When describing her period suffering with dementia, Skinner recalls: “At the end there was this passage in her life that lasted four or five years, but I still think when I took all those risks about singing On The Welfare with her and she joined in, it wasn’t a bad day’s work.”

Skinner, it transpires, continues to sing for care home residents in his constituency.

It’s funny how we draw conclusions about people we’ve never met. While we like to think we take an empathetic approach we can so easily fall into the trap of thinking we’ve got people all worked out with only surface-level knowledge of their character.

When a public figure is caught up in a negative news story, we drop any knowledge of human fallibility and judge them to a point above which we would critique ourselves, friends or loved ones. When those close to the person defend them in public we judge them for doing so, tarring them with the same brush. And yet when one of our own is under fire, we, the people with a nuanced understanding of that person, their frailties and how they came to be, will defend them to the hilt.

It's one of many depressing aspects of current political discourse and debate. We are so swift to disparage and cast aspersions. In a period of hyper-partisanship, efforts to bridge the gap have fallen by the wayside. We so readily forget the human side of people, or that such a composition exists, as I did with Dennis Skinner.

How often have we met someone we knew only from social media or other sources and been surprised by how much we liked them or were more pleasant to one another than we would otherwise be behind the keyboard?

Dennis Skinner has earned the right to his reputation as the Beast of Bolsover and as a divisive figure at Westminster. This short video doesn’t change that. It doesn’t strike me that he would be too concerned that political obsessives like me had drawn negative conclusions about his character, or care that I now view him through a slightly different lens.

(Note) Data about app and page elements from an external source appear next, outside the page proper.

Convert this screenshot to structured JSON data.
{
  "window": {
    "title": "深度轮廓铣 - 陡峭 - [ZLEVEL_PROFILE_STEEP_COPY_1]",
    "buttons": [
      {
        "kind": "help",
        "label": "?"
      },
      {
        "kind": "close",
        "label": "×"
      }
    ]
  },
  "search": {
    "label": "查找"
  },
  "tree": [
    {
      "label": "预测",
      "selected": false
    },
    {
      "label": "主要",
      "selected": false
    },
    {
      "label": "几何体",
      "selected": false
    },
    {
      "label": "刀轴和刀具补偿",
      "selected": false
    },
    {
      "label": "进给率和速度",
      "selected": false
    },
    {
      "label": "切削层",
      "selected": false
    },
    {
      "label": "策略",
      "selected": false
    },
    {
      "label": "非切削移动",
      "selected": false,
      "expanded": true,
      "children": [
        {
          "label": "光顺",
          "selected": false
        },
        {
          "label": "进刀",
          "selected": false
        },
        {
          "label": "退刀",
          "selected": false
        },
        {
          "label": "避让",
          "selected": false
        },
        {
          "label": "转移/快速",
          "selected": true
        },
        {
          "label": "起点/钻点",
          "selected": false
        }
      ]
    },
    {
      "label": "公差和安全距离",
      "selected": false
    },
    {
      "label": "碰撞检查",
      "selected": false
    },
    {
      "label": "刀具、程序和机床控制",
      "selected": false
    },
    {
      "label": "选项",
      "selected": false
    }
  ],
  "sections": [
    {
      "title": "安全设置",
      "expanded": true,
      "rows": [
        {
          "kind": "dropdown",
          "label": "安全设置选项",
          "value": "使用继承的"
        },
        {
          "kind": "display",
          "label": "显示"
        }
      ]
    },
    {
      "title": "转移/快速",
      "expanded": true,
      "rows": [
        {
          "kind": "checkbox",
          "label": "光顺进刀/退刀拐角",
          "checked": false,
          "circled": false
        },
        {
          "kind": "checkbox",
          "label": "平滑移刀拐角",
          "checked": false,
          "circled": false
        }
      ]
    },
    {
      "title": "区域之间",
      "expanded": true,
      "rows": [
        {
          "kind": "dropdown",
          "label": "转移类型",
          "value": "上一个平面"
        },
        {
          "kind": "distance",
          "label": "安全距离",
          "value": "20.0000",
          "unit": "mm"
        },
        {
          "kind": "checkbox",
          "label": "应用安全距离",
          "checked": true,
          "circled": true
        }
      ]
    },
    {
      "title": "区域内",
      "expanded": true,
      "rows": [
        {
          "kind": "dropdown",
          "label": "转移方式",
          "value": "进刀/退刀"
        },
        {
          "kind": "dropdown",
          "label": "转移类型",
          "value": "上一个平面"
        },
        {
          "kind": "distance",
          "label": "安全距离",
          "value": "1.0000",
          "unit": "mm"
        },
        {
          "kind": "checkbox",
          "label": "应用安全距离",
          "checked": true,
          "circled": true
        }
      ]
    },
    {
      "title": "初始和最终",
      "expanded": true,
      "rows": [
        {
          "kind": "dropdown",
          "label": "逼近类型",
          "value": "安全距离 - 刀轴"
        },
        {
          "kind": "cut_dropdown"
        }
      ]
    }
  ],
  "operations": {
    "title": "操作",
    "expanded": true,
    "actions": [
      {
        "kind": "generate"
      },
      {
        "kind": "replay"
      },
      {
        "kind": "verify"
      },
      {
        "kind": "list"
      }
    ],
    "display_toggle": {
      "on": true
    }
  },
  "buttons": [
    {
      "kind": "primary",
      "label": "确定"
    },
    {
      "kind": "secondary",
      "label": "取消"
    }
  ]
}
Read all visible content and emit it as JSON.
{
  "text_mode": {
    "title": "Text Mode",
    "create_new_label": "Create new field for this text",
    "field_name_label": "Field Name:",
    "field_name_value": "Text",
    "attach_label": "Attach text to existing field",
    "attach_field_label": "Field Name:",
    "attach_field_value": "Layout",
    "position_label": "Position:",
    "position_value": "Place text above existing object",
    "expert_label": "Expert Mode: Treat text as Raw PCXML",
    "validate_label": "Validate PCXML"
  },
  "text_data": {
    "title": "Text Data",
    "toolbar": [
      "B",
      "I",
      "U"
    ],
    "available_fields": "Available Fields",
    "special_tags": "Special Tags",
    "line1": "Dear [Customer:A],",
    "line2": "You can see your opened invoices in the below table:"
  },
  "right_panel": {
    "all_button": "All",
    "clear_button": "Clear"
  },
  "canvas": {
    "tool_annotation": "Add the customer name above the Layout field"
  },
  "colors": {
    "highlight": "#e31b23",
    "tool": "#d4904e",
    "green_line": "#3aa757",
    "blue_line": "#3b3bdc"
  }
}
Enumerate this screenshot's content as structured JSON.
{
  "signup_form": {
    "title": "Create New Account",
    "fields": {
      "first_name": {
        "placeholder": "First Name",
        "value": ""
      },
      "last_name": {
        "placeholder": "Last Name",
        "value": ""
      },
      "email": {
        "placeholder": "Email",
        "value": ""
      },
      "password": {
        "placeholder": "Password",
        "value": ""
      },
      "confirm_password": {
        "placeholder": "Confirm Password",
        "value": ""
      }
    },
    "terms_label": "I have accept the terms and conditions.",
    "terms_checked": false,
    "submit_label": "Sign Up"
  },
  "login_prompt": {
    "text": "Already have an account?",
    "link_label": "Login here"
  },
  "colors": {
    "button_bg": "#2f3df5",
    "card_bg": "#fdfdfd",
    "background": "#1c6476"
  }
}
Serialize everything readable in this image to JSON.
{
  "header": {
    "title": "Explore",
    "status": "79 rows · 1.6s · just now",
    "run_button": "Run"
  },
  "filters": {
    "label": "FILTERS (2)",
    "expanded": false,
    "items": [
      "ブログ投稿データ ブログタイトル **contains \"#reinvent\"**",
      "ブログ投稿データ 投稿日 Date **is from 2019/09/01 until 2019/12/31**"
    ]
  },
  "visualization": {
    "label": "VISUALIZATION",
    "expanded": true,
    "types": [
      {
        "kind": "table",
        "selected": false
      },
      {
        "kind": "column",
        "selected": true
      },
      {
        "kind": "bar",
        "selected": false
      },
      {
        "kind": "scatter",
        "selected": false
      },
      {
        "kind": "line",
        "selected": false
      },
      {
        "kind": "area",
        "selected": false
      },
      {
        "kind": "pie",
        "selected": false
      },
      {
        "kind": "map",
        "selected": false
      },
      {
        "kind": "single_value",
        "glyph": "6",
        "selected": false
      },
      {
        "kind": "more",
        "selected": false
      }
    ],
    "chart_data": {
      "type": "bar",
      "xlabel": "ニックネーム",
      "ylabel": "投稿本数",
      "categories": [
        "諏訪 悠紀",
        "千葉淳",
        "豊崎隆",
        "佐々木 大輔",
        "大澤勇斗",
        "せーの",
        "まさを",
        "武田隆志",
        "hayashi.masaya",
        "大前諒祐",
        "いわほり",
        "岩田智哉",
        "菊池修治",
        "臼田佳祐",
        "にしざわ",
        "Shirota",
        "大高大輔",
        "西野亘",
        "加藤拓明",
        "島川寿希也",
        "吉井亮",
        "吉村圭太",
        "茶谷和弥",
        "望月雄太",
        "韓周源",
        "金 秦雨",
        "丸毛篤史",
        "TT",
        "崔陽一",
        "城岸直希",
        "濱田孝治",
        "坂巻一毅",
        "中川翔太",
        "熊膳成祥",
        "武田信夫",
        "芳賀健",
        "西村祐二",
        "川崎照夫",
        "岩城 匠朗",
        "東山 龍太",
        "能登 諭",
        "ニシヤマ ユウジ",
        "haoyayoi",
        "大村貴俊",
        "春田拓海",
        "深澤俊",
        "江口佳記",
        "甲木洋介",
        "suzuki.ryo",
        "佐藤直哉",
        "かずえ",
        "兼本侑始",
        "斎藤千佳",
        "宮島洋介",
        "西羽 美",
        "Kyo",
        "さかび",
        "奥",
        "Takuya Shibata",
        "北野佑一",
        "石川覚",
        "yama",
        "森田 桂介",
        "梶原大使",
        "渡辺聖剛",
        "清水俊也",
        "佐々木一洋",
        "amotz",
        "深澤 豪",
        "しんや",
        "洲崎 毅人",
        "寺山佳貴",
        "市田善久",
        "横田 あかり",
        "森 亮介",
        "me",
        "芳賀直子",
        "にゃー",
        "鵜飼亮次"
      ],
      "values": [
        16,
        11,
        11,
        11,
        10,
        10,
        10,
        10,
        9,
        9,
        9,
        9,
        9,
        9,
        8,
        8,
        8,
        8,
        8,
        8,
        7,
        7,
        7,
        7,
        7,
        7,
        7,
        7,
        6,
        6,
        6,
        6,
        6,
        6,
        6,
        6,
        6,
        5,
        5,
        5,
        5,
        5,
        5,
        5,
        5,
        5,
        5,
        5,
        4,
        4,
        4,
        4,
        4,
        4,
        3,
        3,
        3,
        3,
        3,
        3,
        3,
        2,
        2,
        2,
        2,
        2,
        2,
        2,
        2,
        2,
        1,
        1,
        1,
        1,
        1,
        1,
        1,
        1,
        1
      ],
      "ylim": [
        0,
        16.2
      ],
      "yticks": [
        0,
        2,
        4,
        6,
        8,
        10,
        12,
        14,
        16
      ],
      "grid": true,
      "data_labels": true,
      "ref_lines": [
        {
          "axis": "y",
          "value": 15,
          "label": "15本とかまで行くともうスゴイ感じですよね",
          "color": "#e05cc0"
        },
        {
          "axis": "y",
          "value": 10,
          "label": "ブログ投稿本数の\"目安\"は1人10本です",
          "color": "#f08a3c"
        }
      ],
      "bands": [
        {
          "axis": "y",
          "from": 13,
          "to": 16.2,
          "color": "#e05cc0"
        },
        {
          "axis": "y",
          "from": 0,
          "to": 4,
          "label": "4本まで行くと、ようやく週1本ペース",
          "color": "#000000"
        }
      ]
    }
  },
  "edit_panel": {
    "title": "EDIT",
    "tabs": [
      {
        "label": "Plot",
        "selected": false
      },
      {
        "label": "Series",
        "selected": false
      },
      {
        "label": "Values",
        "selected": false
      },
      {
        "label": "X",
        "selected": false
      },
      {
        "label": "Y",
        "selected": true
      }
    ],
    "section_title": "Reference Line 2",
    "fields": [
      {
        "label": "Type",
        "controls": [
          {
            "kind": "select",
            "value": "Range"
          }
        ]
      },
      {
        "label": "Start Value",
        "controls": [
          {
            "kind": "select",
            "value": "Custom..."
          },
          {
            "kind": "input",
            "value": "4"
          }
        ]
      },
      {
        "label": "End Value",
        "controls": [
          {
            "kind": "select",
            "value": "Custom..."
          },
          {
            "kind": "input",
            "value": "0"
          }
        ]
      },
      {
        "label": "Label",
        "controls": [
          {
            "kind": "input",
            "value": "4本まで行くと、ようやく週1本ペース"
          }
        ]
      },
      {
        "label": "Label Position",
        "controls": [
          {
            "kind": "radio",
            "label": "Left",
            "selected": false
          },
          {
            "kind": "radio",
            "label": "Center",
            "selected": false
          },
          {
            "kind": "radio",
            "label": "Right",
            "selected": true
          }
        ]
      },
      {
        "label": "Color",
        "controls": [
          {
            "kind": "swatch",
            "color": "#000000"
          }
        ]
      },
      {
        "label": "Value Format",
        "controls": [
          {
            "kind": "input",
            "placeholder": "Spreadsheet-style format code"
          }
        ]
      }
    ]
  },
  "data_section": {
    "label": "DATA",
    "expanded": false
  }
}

I doubt too that Skinner holds an empathetic view of his political enemies somewhere deep down, but I’ve been wrong about him before.

Regardless, the next time he points that right index finger at some poor unsuspecting junior minister and embarks on yet another two-minute soliloquy, rather than sigh, I’ll smile, knowing there's more than meets the eye. 

Categories

Political parties